Saturday, April 23, 2011

Schoolwork: Neo-Luddism vs Technophilia

What do you feel are the determining factors that make one person a Neo-Luddite and another a Technophile?

I need to break this down a bit further. Not only are there Neo-Luddites and Technophiles, there are people who stand in the middle between them. The question, then, is more: What draws people to lean in toward one side or the other?

Leaning away from the middle indicates dissatisfaction with the world the way it is. Technophiles want the world to be more digitized, mechanized, while Luddites and Neo-Luddites want the reverse. A large part of this is upbringing, and not necessarily in the sense of the "have-nots" turning to Luddism and the "haves" turning to Technophilia.

I am reminded of the story of two boys raised by their alcoholic father. (Warning, this is very much paraphrased.) One boy grew into a man who shunned alcohol, never drank a drop in his life, and when asked why, said "I saw how it destroyed my father and didn't want the same to happen to me." His bother, on the other hand, grew into an alcoholic too; his reasoning was "I learned on my father's knee how to drink."

The children of Neo-Luddites may become Technophiles, and vice versa. There's no rule that says they breed true, all the same. So how could it have to do with upbringing?

A child who sees its parents consumed negatively by a behavior or belief is less likely to grow up agreeing to that belief. Whether that behavior or belief is alcoholism, Luddism, or Technophilia makes no difference. Even when it comes to the "haves" and the "have-nots," I feel the same policy applies. Whereas a child who sees that behavior or belief in a positive light is more likely to follow in their footsteps.

And with regards to the second question: What ideas might you put forth to help shrink the divide between the "haves" and the "have nots?"

I say it again: Parental dissatisfaction.

Remember again, the question is presenting two extremist side of a very large group of people, and there are plenty of people who stand in the middle. 

I sit in the middle. I was fortunate to be raised by parents who are closer to the have-side than the have-not-side, so I have access to a lot of things that someone born closer to the have-not-side doesn't. That's not to say, however, that my parents give everything to me. I work hard for a lot of the things that I have, and it is through my hard work that I continue to enjoy the things I have. Sure, my family helped me get in the door, but that's it. All the rest was and still is, up to me.
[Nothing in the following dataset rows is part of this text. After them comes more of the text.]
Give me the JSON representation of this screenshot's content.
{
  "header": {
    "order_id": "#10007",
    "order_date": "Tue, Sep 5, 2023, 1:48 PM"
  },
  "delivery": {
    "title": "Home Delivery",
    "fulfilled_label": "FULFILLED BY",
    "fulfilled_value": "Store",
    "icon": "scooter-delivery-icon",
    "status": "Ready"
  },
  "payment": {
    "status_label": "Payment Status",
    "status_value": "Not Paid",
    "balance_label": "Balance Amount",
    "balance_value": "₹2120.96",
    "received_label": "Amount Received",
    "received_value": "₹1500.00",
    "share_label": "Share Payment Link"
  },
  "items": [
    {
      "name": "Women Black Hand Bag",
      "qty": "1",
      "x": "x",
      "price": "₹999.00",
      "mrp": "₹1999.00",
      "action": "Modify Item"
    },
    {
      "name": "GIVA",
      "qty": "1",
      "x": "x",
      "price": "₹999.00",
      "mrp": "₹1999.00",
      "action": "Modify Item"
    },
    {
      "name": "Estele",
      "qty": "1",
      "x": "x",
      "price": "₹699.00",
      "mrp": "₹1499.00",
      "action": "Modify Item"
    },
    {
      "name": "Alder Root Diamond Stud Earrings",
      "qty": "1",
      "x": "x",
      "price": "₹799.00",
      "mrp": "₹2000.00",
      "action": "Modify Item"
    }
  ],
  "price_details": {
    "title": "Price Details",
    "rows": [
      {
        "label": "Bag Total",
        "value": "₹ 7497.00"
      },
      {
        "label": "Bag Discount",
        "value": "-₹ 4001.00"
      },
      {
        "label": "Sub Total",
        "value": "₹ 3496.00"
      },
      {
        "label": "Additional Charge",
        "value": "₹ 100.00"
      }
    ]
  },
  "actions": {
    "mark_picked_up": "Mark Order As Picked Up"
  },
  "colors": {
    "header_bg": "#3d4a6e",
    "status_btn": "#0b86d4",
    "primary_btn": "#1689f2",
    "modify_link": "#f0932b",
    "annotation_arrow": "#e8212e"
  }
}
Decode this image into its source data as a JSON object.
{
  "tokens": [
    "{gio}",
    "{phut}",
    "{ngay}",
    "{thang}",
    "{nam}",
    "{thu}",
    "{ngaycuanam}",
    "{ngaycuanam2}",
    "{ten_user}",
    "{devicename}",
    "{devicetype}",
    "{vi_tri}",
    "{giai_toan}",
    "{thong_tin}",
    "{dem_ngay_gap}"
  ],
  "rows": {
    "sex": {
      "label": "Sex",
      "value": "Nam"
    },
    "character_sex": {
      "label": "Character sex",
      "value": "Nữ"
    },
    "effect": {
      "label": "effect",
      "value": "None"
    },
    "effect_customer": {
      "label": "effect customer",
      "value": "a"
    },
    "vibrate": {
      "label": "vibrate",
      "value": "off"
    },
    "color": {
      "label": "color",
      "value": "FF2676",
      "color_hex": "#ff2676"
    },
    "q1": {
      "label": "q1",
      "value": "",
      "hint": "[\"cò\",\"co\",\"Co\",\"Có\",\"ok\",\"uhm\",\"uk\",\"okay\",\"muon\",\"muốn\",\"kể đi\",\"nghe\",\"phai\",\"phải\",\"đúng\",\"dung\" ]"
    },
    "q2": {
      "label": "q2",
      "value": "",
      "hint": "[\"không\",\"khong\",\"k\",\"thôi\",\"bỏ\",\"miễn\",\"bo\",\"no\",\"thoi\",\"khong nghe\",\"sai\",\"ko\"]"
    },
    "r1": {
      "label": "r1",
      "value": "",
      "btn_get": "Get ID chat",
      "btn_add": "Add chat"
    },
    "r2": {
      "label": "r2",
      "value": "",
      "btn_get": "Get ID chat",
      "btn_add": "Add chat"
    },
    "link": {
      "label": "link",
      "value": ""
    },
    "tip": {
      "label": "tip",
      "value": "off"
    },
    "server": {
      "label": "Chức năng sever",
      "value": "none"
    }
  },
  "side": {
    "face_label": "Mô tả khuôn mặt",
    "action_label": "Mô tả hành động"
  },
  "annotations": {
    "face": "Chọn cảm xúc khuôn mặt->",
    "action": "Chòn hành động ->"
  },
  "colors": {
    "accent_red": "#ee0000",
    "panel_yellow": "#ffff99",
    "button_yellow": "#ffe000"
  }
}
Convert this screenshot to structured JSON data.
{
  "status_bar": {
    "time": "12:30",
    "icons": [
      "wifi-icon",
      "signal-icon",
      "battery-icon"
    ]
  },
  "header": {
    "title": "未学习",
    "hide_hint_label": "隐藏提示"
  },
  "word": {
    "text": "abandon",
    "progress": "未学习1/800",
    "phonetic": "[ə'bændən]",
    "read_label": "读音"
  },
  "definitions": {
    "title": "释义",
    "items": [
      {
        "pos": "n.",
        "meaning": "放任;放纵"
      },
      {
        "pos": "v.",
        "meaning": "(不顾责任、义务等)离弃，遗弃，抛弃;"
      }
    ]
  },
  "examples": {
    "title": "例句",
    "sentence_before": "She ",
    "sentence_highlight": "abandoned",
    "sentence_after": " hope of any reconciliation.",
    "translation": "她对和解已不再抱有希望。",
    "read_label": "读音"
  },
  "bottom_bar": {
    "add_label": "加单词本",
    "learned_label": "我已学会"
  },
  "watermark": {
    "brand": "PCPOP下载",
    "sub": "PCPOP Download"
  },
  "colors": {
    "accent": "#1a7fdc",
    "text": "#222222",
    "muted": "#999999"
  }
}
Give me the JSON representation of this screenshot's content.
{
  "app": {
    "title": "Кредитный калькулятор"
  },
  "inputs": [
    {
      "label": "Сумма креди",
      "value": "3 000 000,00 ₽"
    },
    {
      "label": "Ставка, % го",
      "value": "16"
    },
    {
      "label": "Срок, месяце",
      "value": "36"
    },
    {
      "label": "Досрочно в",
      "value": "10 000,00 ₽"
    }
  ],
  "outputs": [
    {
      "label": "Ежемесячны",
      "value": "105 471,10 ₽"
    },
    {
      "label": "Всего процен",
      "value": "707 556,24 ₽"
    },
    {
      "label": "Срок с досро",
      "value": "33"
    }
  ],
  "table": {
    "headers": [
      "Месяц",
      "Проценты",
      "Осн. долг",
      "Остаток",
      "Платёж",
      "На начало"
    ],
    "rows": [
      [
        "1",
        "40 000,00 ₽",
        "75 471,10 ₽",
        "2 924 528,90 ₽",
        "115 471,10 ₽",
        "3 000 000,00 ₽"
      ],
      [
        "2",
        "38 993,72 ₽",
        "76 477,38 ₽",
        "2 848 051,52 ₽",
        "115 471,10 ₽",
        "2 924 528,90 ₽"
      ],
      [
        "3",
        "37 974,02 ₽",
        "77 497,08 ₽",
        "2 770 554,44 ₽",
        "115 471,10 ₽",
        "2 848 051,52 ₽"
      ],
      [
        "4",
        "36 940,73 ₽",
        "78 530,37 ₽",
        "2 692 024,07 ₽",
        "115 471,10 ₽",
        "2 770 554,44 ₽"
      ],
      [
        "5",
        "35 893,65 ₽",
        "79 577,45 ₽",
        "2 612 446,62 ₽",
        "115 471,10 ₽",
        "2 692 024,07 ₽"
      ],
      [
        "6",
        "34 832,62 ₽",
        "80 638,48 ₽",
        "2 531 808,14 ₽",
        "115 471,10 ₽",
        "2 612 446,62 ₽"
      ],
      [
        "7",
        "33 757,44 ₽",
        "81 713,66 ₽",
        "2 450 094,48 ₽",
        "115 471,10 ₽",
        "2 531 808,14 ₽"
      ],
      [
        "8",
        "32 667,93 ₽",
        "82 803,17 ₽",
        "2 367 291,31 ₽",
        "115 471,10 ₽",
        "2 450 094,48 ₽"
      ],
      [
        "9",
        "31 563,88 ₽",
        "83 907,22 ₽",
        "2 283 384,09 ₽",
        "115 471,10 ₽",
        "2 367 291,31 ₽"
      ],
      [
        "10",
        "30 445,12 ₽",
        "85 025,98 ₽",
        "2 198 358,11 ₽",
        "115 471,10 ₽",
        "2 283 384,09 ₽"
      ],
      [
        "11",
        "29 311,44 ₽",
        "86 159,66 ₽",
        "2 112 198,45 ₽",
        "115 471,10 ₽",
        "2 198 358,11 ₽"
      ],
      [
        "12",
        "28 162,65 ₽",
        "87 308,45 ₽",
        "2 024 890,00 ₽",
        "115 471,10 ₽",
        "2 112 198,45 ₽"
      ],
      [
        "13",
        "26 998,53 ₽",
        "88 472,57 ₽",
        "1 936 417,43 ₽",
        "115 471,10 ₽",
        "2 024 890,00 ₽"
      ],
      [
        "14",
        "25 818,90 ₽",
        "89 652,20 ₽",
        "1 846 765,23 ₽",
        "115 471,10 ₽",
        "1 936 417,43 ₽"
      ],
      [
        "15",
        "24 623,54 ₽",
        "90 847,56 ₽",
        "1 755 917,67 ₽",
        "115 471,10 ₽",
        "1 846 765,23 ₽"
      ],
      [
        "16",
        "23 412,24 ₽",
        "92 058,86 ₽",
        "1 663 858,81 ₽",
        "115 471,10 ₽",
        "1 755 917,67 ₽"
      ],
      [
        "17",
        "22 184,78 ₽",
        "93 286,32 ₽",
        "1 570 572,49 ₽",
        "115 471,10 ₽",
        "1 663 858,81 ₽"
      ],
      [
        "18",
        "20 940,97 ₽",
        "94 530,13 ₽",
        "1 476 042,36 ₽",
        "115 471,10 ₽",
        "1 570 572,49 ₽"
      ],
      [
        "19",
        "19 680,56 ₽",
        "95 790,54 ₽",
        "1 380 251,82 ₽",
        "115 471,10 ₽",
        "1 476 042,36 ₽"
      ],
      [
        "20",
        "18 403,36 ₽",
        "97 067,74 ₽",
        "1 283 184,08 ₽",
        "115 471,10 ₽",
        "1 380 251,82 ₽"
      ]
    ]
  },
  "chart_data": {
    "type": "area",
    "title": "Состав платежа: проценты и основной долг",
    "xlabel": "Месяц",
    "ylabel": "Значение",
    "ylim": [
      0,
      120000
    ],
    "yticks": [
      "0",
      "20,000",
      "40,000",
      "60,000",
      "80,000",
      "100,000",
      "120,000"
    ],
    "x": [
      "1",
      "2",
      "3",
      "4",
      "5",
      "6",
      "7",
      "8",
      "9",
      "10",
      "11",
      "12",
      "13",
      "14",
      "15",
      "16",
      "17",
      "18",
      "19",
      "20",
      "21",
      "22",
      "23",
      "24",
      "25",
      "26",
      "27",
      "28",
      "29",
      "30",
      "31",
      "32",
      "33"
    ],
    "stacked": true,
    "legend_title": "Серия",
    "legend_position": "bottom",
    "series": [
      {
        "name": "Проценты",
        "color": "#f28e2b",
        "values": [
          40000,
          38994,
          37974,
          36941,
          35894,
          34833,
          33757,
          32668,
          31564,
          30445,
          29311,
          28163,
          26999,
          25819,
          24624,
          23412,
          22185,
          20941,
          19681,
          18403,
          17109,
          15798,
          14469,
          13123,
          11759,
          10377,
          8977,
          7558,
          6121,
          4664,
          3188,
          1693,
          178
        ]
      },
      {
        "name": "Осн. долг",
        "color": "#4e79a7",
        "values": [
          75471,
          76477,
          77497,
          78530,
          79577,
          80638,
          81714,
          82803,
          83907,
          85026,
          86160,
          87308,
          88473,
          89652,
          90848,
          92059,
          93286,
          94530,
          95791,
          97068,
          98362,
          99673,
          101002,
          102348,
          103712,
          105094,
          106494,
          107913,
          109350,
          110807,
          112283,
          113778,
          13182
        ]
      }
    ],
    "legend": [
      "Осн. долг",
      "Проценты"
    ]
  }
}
I don't want to be my parents. There are many aspects of them that I don't like, and don't want to become of them myself. Parental dissatisfaction.